Marriage. Traditionally, it is likely that cross-cousin Marriage was preferred; polygyny was acceptable. A groom would have to perform bride-service during a probationary period. Nowadays, Micmac follow Roman Catholic rules of prohibition; ideally one should never marry kin of any degree of relatedness. Until 1970 or so, parents would often arrange Marriages or persuade their offspring to marry their boyfriends or girlfriends. Neolocal residence was and is the norm, though now that the Micmac are sedentary, newlywed couples usually live on the husband's reserve, often near his parents' house.
Domestic Unit. The traditional domestic unit was the Nuclear family, though it sometimes included an aged parent or grandparent as well. Today this is still true. Increased illegitimacy, however, has led to households of one mother and her children, and the raising of children by their mothers' mothers. Also a shortage of housing has resulted in many young married couples living with parents.
Inheritance. Traditionally, real property played no part in inheritance, and personal items were buried with their owner. Since the end of the nineteenth century, at least, the wishes of the decedent concerning the disposition of personal and real property have been respected. Presently, a few Micmac use wills, which are usually executed by the Department of Indian Affairs, according to the provisions of the Indian Act.
Socialization. Parents and other family members treat children tolerantly and provide love and support under nearly all circumstances. It is frequently left to people outside of the family to admonish children when they misbehave.
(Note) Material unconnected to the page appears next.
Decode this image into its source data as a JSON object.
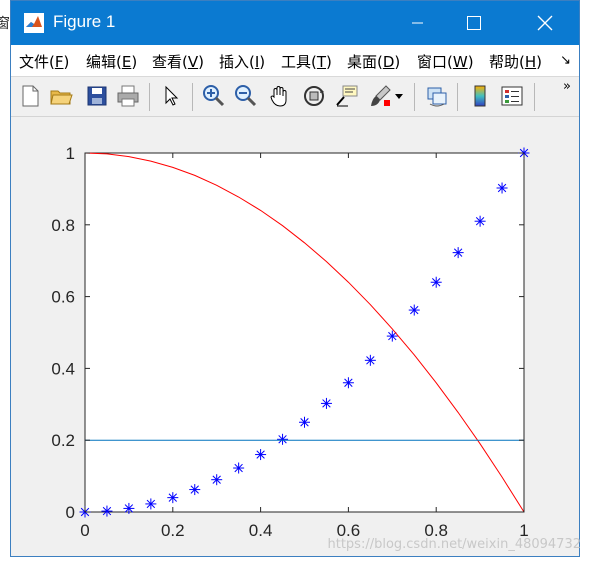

Parents teach their children by having them assist them in their own tasks and by example. Formal education is not highly valued, and few children complete high school.